Ham in the hamper
Harvest time can also mean picnic time on the farm and Vicky Rogers, of Radmore Farm Shop, has some delicious suggestions for the basket.
As we delve into the summer holidays, the harvest is also just starting. The arable part of our farm is run by my dad, and we grow mainly wheat and oats, and sometimes barley and oilseed rape or an odd few acres of potatoes.
My two boys adore harvest time and jump at the chance to have a sit on grandad’s combine, as did I when I was a child – and still do truth be told.
I hear myself echoing the words my parents used to speak to me and telling my children that, traditionally, the purpose of a school summer holiday was so that all the children could help with gathering in the harvest. Of course, now that it’s all done mechanically, there isn’t much that two small children can do to help, but there is loads of exploring to do, walks to go on and blackberries to pick towards the end of the summer. And then there is the picnicking.
I love how quintessentially British it is to pack up your picnic basket and your chequered picnic blanket, and head out to find some lovely scenery, avoiding the showers and the wasps simultaneously.
I love any event that makes food sociable and an occasion to enjoy with others, but coupled with the outdoors and the scenery, it’s the icing on the cake.
What goes in the basket has evolved a bit over the years, but the key ingredients have remained strong. There may be a pot of hummus now that didn’t used to be there, the variety of cheese available has grown, the bread might be a sour dough instead of the sliced white that was there in days gone by, and there maybe an array of charcuterie to nibble at too. But the main ingredients vary little. There’s always a flask of tea in our picnic, always some proper homemade ham, always a homemade cake and a punnet of strawberries or cherries.
A lot of the artisan foods and drinks that we make really well in this country are perfect sunny weather accompaniments too. For chutneys and pickles, our favourites are Fen End Country Kitchen and Bracken Hill Fine Foods. English cheeses continue to develop and improve all the time, we really are spoilt these days, but the most astonishing development comes with goats’ and ewes’ milk cheeses.

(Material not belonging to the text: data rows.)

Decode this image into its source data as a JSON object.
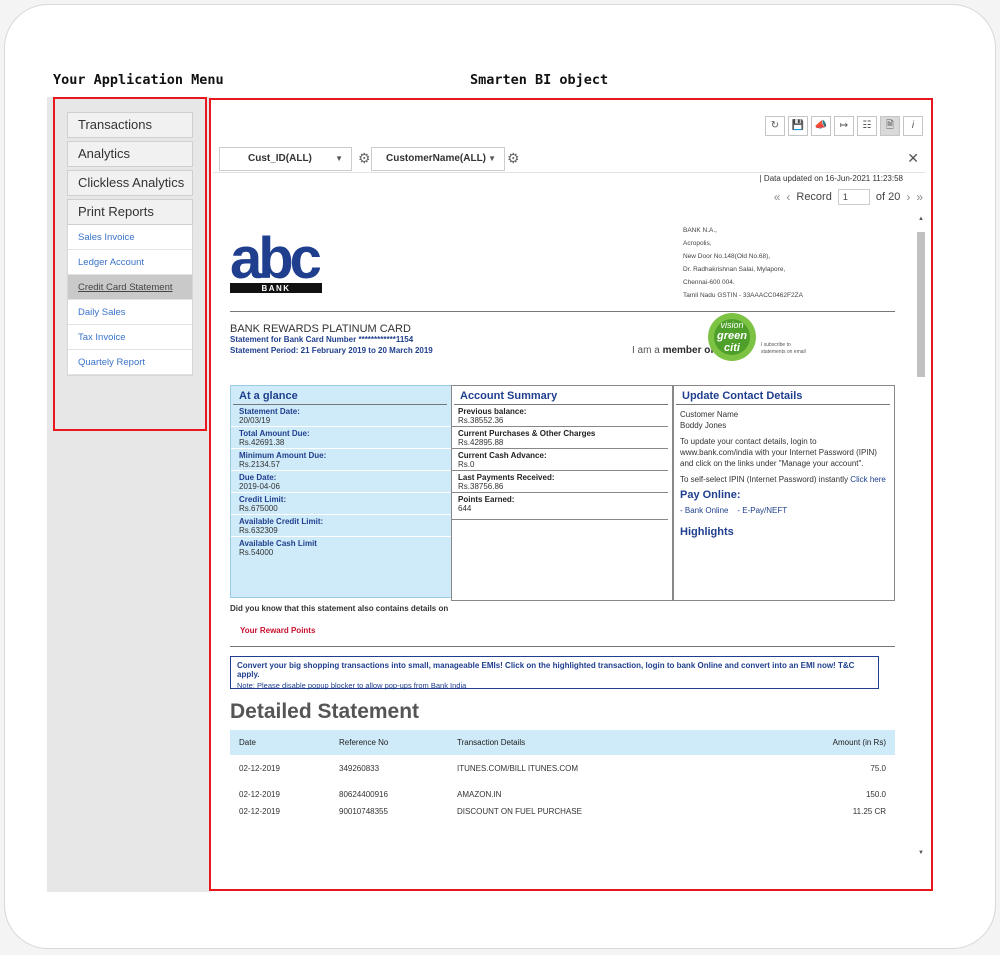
{
  "captions": {
    "left": "Your Application Menu",
    "right": "Smarten BI object"
  },
  "menu": {
    "sections": [
      "Transactions",
      "Analytics",
      "Clickless Analytics",
      "Print Reports"
    ],
    "items": [
      "Sales Invoice",
      "Ledger Account",
      "Credit Card Statement",
      "Daily Sales",
      "Tax Invoice",
      "Quartely Report"
    ],
    "selected": "Credit Card Statement"
  },
  "toolbar": {
    "icons": [
      "refresh-icon",
      "save-icon",
      "broadcast-icon",
      "export-icon",
      "filter-list-icon",
      "document-icon",
      "info-icon"
    ]
  },
  "filters": {
    "cust_id": "Cust_ID(ALL)",
    "customer_name": "CustomerName(ALL)"
  },
  "status": {
    "updated": "| Data updated on 16-Jun-2021 11:23:58"
  },
  "pager": {
    "label": "Record",
    "current": "1",
    "total": "of 20"
  },
  "statement": {
    "logo_text": "abc",
    "logo_bank": "BANK",
    "address": [
      "BANK N.A.,",
      "Acropolis,",
      "New Door No.148(Old No.68),",
      "Dr. Radhakrishnan Salai, Mylapore,",
      "Chennai-600 004.",
      "Tamil Nadu GSTIN - 33AAACC0462F2ZA"
    ],
    "card_name": "BANK REWARDS PLATINUM CARD",
    "card_number": "Statement for Bank Card Number ************1154",
    "period": "Statement Period: 21 February 2019 to 20 March 2019",
    "member_prefix": "I am a",
    "member_word": "member of",
    "vision_words": [
      "vision",
      "green",
      "citi"
    ],
    "subscribe": [
      "I subscribe to",
      "statements on email"
    ],
    "glance_title": "At a glance",
    "glance": [
      {
        "label": "Statement Date:",
        "value": "20/03/19"
      },
      {
        "label": "Total Amount Due:",
        "value": "Rs.42691.38"
      },
      {
        "label": "Minimum Amount Due:",
        "value": "Rs.2134.57"
      },
      {
        "label": "Due Date:",
        "value": "2019-04-06"
      },
      {
        "label": "Credit Limit:",
        "value": "Rs.675000"
      },
      {
        "label": "Available Credit Limit:",
        "value": "Rs.632309"
      },
      {
        "label": "Available Cash Limit",
        "value": "Rs.54000"
      }
    ],
    "summary_title": "Account Summary",
    "summary": [
      {
        "label": "Previous balance:",
        "value": "Rs.38552.36"
      },
      {
        "label": "Current Purchases & Other Charges",
        "value": "Rs.42895.88"
      },
      {
        "label": "Current Cash Advance:",
        "value": "Rs.0"
      },
      {
        "label": "Last Payments Received:",
        "value": "Rs.38756.86"
      },
      {
        "label": "Points Earned:",
        "value": "644"
      }
    ],
    "contact_title": "Update Contact Details",
    "contact_name_label": "Customer Name",
    "contact_name": "Boddy Jones",
    "contact_text": "To update your contact details, login to www.bank.com/india with your Internet Password (IPIN) and click on the links under \"Manage your account\".",
    "ipin_text": "To self-select IPIN (Internet Password) instantly",
    "ipin_link": "Click here",
    "pay_title": "Pay Online:",
    "pay_bank": "- Bank Online",
    "pay_epay": "- E-Pay/NEFT",
    "highlights": "Highlights",
    "did_you_know": "Did you know that this statement also contains details on",
    "reward_points": "Your Reward Points",
    "emi_main": "Convert your big shopping transactions into small, manageable EMIs! Click on the highlighted transaction, login to bank Online and convert into an EMI now! T&C apply.",
    "emi_note": "Note: Please disable popup blocker to allow pop-ups from Bank India",
    "detailed_title": "Detailed Statement",
    "columns": [
      "Date",
      "Reference No",
      "Transaction Details",
      "Amount (in Rs)"
    ],
    "rows": [
      [
        "02-12-2019",
        "349260833",
        "ITUNES.COM/BILL ITUNES.COM",
        "75.0"
      ],
      [
        "02-12-2019",
        "80624400916",
        "AMAZON.IN",
        "150.0"
      ],
      [
        "02-12-2019",
        "90010748355",
        "DISCOUNT ON FUEL PURCHASE",
        "11.25 CR"
      ]
    ]
  },
  "colors": {
    "accent_red": "#e8171b",
    "bank_blue": "#1f3f8e",
    "glance_bg": "#cfeaf8",
    "link_blue": "#3a73c8"
  }
}
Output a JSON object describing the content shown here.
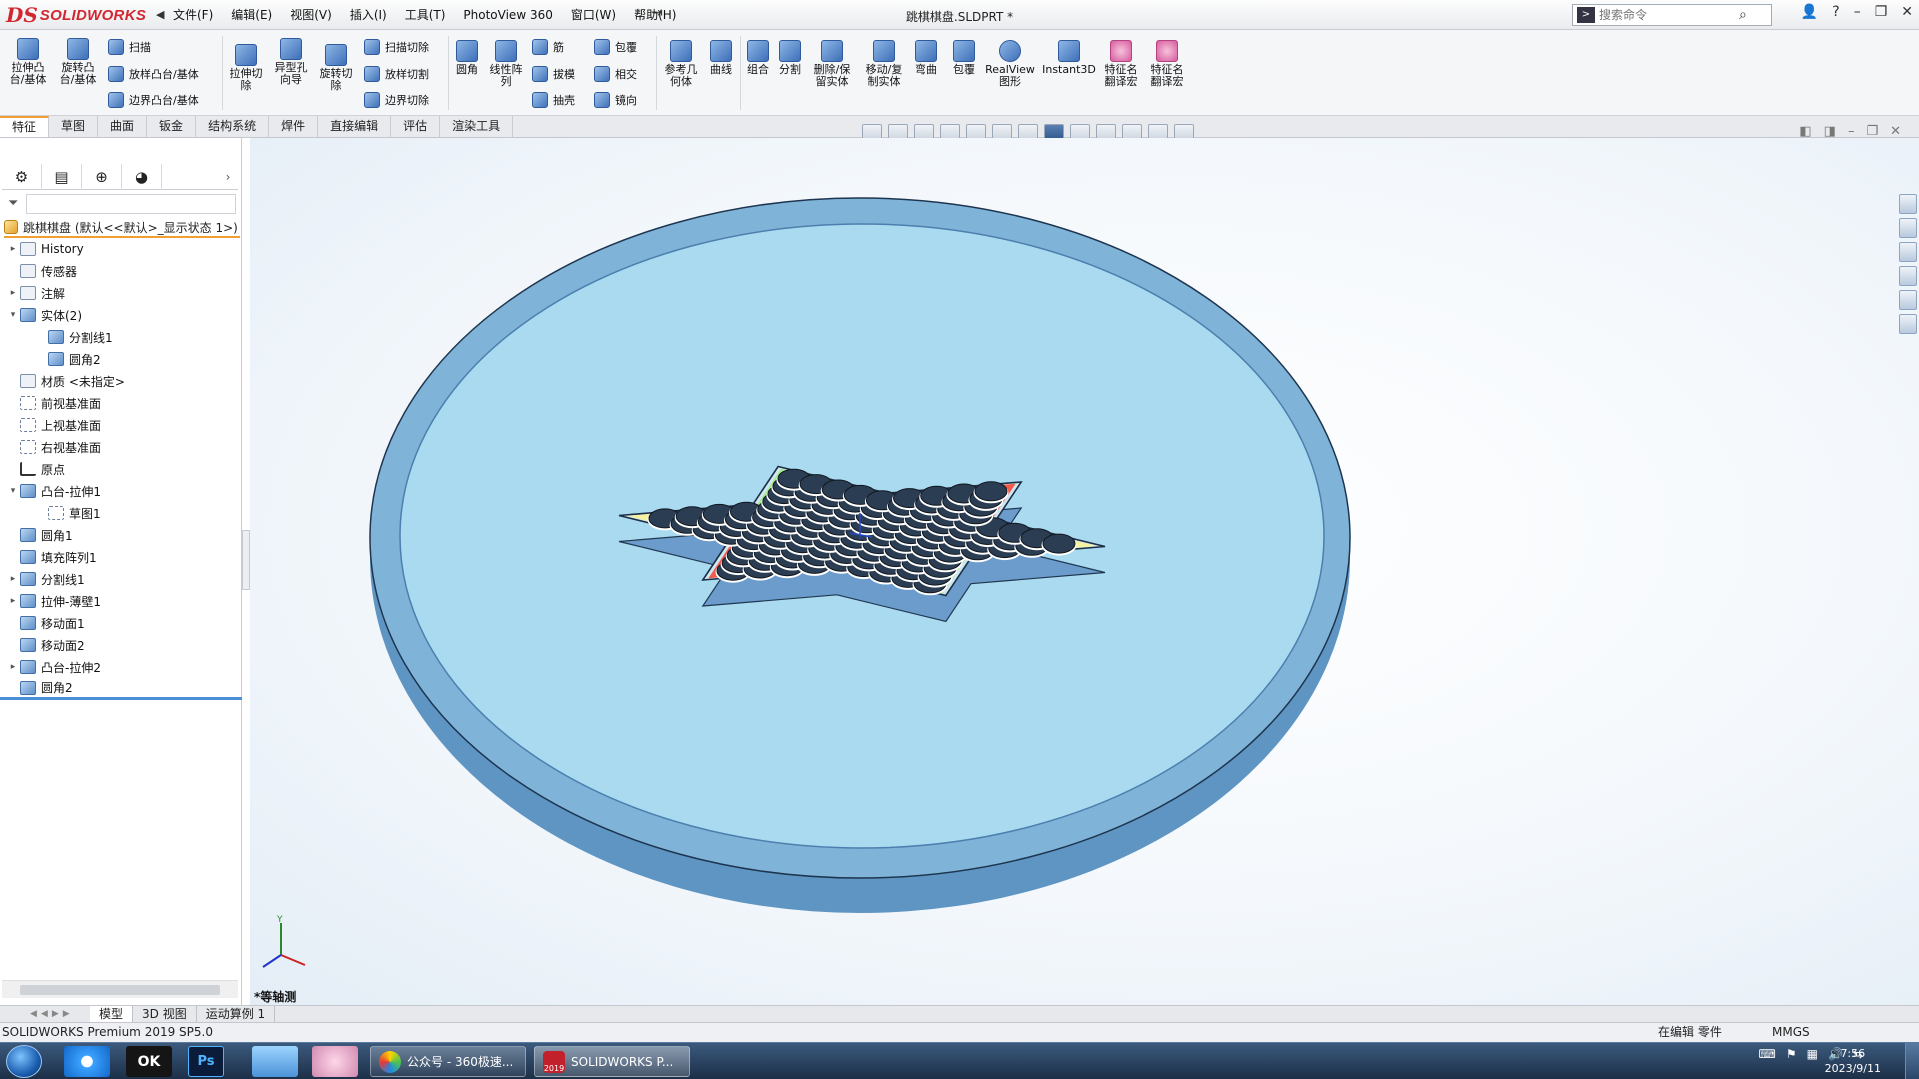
{
  "app": {
    "brand_mark": "DS",
    "brand_name": "SOLIDWORKS",
    "title": "跳棋棋盘.SLDPRT *"
  },
  "menu": [
    "文件(F)",
    "编辑(E)",
    "视图(V)",
    "插入(I)",
    "工具(T)",
    "PhotoView 360",
    "窗口(W)",
    "帮助(H)"
  ],
  "search": {
    "placeholder": "搜索命令"
  },
  "ribbon": {
    "extrude_boss": "拉伸凸台/基体",
    "revolve_boss": "旋转凸台/基体",
    "sweep": "扫描",
    "loft": "放样凸台/基体",
    "boundary": "边界凸台/基体",
    "extrude_cut": "拉伸切除",
    "hole_wizard": "异型孔向导",
    "revolve_cut": "旋转切除",
    "sweep_cut": "扫描切除",
    "loft_cut": "放样切割",
    "boundary_cut": "边界切除",
    "fillet": "圆角",
    "linear_pattern": "线性阵列",
    "rib": "筋",
    "draft": "拔模",
    "shell": "抽壳",
    "wrap": "包覆",
    "intersect": "相交",
    "mirror": "镜向",
    "ref_geometry": "参考几何体",
    "curves": "曲线",
    "combine": "组合",
    "split": "分割",
    "delete_keep": "删除/保留实体",
    "move_copy": "移动/复制实体",
    "flex": "弯曲",
    "wrap2": "包覆",
    "realview": "RealView图形",
    "instant3d": "Instant3D",
    "translate1": "特征名翻译宏",
    "translate2": "特征名翻译宏"
  },
  "tabs": [
    "特征",
    "草图",
    "曲面",
    "钣金",
    "结构系统",
    "焊件",
    "直接编辑",
    "评估",
    "渲染工具"
  ],
  "feature_tree": {
    "root": "跳棋棋盘 (默认<<默认>_显示状态 1>)",
    "items": [
      {
        "label": "History",
        "exp": "▸",
        "indent": 1,
        "icon": "doc"
      },
      {
        "label": "传感器",
        "exp": "",
        "indent": 1,
        "icon": "doc"
      },
      {
        "label": "注解",
        "exp": "▸",
        "indent": 1,
        "icon": "doc"
      },
      {
        "label": "实体(2)",
        "exp": "▾",
        "indent": 1,
        "icon": "solid"
      },
      {
        "label": "分割线1",
        "exp": "",
        "indent": 2,
        "icon": "solid"
      },
      {
        "label": "圆角2",
        "exp": "",
        "indent": 2,
        "icon": "solid"
      },
      {
        "label": "材质 <未指定>",
        "exp": "",
        "indent": 1,
        "icon": "doc"
      },
      {
        "label": "前视基准面",
        "exp": "",
        "indent": 1,
        "icon": "plane"
      },
      {
        "label": "上视基准面",
        "exp": "",
        "indent": 1,
        "icon": "plane"
      },
      {
        "label": "右视基准面",
        "exp": "",
        "indent": 1,
        "icon": "plane"
      },
      {
        "label": "原点",
        "exp": "",
        "indent": 1,
        "icon": "origin"
      },
      {
        "label": "凸台-拉伸1",
        "exp": "▾",
        "indent": 1,
        "icon": "solid"
      },
      {
        "label": "草图1",
        "exp": "",
        "indent": 2,
        "icon": "plane"
      },
      {
        "label": "圆角1",
        "exp": "",
        "indent": 1,
        "icon": "solid"
      },
      {
        "label": "填充阵列1",
        "exp": "",
        "indent": 1,
        "icon": "solid"
      },
      {
        "label": "分割线1",
        "exp": "▸",
        "indent": 1,
        "icon": "solid"
      },
      {
        "label": "拉伸-薄壁1",
        "exp": "▸",
        "indent": 1,
        "icon": "solid"
      },
      {
        "label": "移动面1",
        "exp": "",
        "indent": 1,
        "icon": "solid"
      },
      {
        "label": "移动面2",
        "exp": "",
        "indent": 1,
        "icon": "solid"
      },
      {
        "label": "凸台-拉伸2",
        "exp": "▸",
        "indent": 1,
        "icon": "solid"
      },
      {
        "label": "圆角2",
        "exp": "",
        "indent": 1,
        "icon": "solid"
      }
    ]
  },
  "viewport": {
    "view_label": "*等轴测",
    "colors": {
      "tray": "#a9daf0",
      "tray_rim": "#7fb4d8",
      "tray_dark": "#5f95c2",
      "board_rim": "#cfe6f3",
      "green": "#a6ec88",
      "red": "#f25a4a",
      "yellow": "#f6f3a0",
      "hole": "#2b3d52"
    }
  },
  "bottom_tabs": [
    "模型",
    "3D 视图",
    "运动算例 1"
  ],
  "status": {
    "left": "SOLIDWORKS Premium 2019 SP5.0",
    "mode": "在编辑 零件",
    "units": "MMGS"
  },
  "taskbar": {
    "ps_label": "Ps",
    "window1": "公众号 - 360极速...",
    "window2": "SOLIDWORKS P...",
    "sw_year": "2019",
    "time": "7:56",
    "date": "2023/9/11"
  }
}
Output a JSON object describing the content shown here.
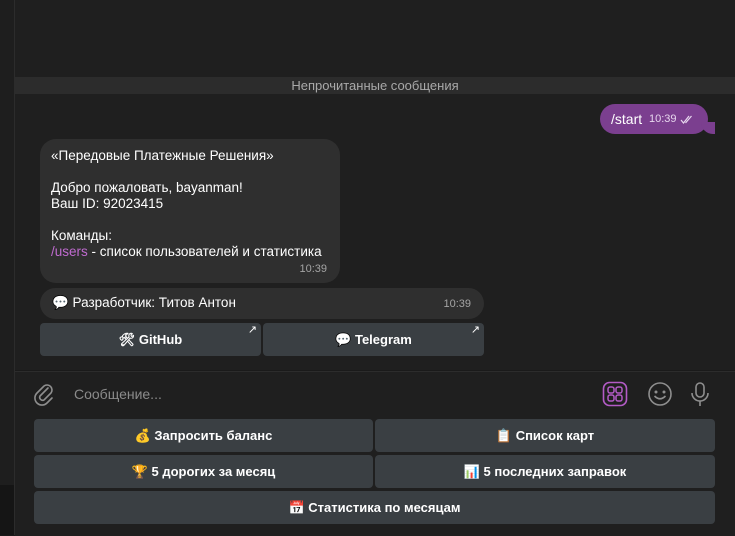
{
  "chat": {
    "unread_divider": "Непрочитанные сообщения",
    "outgoing": {
      "text": "/start",
      "time": "10:39"
    },
    "incoming": {
      "line1": "«Передовые Платежные Решения»",
      "line2": "Добро пожаловать, bayanman!",
      "line3": "Ваш ID: 92023415",
      "line4": "Команды:",
      "command": "/users",
      "command_desc": " - список пользователей и статистика",
      "time": "10:39"
    },
    "developer": {
      "text": "💬 Разработчик: Титов Антон",
      "time": "10:39"
    },
    "inline_buttons": [
      {
        "label": "🛠 GitHub",
        "arrow": "↗"
      },
      {
        "label": "💬 Telegram",
        "arrow": "↗"
      }
    ]
  },
  "composer": {
    "placeholder": "Сообщение..."
  },
  "keyboard": {
    "row1": [
      "💰 Запросить баланс",
      "📋 Список карт"
    ],
    "row2": [
      "🏆 5 дорогих за месяц",
      "📊 5 последних заправок"
    ],
    "row3": [
      "📅 Статистика по месяцам"
    ]
  },
  "colors": {
    "accent": "#7b3f8f",
    "link": "#c06bd0",
    "bubble": "#2f2f2f",
    "button": "#3a3f43"
  },
  "icons": [
    "double-check-icon",
    "paperclip-icon",
    "keyboard-toggle-icon",
    "emoji-icon",
    "microphone-icon",
    "external-link-icon"
  ]
}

Some 10 years ago I was only aware of one type of goats’ cheese, the soft and quite pungent tasting kind, but thanks to small producers like Nene View Dairy, there is a whole array of different goats’ cheese to try, and love. And with Bevistan Dairy making waves with their ewes’ milk cheese – soft, creamy and very easy to eat – I think the sheep milk cheese scene will be expanding quickly too.
For dips and sauces, we are totally spoilt for choice with what is coming out from the artisan independent companies. Purely Pesto makes a brilliant range of hummus and Tiggs makes some cracking sauces and marinades. For liquid refreshment, Fentimans botanically-brewed soft drinks just scream picnic, and I can’t talk picnics without mentioning strawberries from Sunclose Farm in Milton. And the best thing about the modern picnic, using BeeBee beeswax wraps to pack everything in means no plastic rubbish to put back in the basket.
So, I hope I’ve inspired you to get out by the river with your basket. In our case, it’s most often eaten sitting in a row of straw in a harvest field, and has to protected from the dust every time the combine passes, and eaten in shifts so that the machines never stop rolling.